The preference of material chemists for specific organic building blocks for the generation of porous crystalline or amorphous covalently linked materials or supramolecular architectures, held together by hydrogen bonding or metal coordination, is reviewed. Tetrakisphenylmethane and adamantane cores are readily to hand and easily endowed with various functional groups suitable for network generation. Besides, these structures fulfil the stiffness requirements in order to generate permanently porous frameworks. By reviewing the major types of porous networks through selected examples, the authors intend to give a concise overview to the specialist in the field and to provide the non-specialist with a tool box of possibilities. © The Royal Society of Chemistry 2014.


Hafner A.,Fritz Haber Institute | Jung N.,Institute of Toxicology and Genetics | Brase S.,Fritz Haber Institute | Brase S.,Institute of Toxicology and Genetics
Synthesis (Germany) | Year: 2014

Direct perfluoroalkylation reactions, especially trifluoromethylations of organic substrates, are of particular importance in modern organic chemistry as they allow rapid access to perfluoroalkylated molecules. In contrast to common metal-mediated perfluoroalkylations, recently developed silver-mediated perfluoroalkylation protocols offer the opportunity for orthogonal introduction of fluorine containing groups in organic compounds. This review gathers recent progress on silver-mediated perfluoroalkylation reactions and gives an overview over efficient syntheses, properties, and reactivity of perfluoroorganosilver(I) compounds. In addition, cooperative effects with copper-mediated processes are discussed. 1 Introduction 2 Syntheses and Properties of Perfluoroorganosilver Compounds 3 Silver-Mediated Perfluoroalkylations 3.1 Perfluoroorganosilver Compounds in Copper-Mediated Perfluoroalkylations 3.2 Perfluoroorganosilver Compounds as Precursors for Radicals 3.3 Perfluoroorganosilver Compounds as Nucleophilic Reagents 3.4 Silver-Catalyzed Perfluoroalkylations 4 Conclusion and Outlook. ©Georg Thieme Verlag Stuttgart New York.

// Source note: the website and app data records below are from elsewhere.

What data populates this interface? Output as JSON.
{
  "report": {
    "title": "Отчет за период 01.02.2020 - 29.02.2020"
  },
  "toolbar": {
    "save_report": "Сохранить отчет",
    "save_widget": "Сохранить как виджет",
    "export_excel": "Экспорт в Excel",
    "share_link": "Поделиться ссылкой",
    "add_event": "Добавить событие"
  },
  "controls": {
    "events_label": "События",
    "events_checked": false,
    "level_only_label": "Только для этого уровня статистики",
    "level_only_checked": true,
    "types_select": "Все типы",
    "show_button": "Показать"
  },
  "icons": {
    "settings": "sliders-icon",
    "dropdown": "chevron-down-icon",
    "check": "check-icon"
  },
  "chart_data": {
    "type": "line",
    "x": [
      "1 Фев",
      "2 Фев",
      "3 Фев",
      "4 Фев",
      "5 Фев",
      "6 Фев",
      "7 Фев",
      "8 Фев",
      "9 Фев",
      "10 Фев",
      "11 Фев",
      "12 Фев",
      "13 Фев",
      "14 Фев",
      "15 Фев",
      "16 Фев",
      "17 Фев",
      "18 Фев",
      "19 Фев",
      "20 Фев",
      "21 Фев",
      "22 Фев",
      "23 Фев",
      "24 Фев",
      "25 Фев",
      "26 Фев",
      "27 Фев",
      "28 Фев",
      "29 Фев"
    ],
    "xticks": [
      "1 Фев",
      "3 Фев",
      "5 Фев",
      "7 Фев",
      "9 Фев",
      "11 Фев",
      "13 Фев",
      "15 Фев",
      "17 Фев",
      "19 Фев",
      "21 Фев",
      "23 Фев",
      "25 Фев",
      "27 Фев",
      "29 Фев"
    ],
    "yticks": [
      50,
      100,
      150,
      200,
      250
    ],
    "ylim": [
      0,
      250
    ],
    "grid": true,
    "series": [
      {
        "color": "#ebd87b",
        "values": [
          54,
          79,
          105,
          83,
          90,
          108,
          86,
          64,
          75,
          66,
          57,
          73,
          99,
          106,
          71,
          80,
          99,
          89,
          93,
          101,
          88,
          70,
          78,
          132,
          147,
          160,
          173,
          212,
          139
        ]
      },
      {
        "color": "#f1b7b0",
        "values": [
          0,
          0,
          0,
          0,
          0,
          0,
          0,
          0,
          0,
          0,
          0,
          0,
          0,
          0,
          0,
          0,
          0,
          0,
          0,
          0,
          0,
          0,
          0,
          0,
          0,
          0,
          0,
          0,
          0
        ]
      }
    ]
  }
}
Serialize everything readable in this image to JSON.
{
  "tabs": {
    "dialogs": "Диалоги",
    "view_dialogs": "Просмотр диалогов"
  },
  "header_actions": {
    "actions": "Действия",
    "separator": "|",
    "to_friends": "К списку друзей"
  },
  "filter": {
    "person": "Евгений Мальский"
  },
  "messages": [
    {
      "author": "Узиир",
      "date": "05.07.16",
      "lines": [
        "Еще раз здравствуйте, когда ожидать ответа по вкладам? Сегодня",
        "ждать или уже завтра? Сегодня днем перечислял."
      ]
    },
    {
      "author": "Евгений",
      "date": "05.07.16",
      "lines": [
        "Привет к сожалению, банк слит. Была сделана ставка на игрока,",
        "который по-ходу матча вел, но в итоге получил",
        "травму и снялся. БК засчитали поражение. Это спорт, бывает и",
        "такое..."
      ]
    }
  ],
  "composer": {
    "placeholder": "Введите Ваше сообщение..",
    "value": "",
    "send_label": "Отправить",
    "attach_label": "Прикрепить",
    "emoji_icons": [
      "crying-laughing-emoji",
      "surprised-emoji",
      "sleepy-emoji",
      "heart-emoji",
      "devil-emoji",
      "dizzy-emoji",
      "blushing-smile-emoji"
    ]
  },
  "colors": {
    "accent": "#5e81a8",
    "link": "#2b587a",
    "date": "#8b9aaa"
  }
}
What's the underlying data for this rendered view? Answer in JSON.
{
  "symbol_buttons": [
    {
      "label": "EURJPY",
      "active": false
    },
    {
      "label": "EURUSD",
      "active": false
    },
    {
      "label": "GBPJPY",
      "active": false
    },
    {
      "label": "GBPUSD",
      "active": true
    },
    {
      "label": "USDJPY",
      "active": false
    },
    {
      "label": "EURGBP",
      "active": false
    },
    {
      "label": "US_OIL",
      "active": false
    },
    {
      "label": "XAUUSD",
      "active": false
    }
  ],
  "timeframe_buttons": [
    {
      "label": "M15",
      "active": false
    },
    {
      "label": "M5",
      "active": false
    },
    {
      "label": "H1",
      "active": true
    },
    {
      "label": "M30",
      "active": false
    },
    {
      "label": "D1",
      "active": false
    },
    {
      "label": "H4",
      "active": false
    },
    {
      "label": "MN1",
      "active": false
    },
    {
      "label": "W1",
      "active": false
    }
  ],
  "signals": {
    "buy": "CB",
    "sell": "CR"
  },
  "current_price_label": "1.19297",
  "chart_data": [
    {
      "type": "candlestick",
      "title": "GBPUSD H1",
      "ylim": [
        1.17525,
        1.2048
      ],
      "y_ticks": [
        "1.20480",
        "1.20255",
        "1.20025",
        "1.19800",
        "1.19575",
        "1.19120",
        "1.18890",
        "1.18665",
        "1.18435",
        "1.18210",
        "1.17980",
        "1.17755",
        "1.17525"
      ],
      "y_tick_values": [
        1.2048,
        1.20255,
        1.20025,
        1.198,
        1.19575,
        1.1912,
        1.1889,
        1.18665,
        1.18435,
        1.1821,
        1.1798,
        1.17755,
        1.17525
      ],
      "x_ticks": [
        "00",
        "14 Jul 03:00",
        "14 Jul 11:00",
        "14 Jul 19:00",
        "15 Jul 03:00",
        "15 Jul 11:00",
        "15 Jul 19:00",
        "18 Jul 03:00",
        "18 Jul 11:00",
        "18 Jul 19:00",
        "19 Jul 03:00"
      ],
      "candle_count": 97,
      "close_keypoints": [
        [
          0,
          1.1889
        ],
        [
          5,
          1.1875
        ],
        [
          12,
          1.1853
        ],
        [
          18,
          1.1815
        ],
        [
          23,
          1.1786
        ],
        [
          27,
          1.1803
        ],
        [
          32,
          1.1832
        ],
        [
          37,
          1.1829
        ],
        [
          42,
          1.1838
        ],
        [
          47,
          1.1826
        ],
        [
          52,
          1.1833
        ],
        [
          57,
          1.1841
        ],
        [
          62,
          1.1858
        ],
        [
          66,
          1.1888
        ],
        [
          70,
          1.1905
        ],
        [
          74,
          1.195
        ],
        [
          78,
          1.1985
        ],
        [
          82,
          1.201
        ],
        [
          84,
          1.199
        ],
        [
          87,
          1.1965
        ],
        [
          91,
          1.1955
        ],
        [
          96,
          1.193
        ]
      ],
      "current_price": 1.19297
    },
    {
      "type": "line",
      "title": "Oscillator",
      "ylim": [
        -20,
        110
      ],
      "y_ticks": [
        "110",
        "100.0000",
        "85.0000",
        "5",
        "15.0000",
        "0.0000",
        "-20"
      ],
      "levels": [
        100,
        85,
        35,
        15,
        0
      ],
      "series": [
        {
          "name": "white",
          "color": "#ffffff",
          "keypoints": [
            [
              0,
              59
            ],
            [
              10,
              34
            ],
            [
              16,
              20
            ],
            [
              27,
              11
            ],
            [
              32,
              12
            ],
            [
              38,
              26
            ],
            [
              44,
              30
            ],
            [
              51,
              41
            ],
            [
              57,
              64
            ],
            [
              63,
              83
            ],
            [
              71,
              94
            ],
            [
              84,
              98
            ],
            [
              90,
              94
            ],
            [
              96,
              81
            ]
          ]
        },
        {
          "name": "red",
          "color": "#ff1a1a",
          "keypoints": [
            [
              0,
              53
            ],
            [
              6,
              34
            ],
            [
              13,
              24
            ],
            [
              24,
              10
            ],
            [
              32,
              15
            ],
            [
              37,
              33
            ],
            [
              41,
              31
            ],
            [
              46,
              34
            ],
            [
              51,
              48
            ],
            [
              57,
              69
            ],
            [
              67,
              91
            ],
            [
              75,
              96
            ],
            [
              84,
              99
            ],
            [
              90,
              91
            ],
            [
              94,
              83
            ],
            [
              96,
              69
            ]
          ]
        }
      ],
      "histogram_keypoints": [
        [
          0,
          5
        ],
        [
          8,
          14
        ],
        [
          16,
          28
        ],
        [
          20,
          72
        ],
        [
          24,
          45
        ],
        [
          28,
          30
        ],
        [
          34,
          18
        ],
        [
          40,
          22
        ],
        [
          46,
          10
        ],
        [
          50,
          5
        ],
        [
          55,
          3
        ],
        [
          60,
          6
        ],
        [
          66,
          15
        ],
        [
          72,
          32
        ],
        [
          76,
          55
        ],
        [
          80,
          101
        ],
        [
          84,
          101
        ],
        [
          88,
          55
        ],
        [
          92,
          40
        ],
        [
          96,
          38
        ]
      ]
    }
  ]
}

Loading Institute of Toxicology and Genetics collaborators
Loading Institute of Toxicology and Genetics collaborators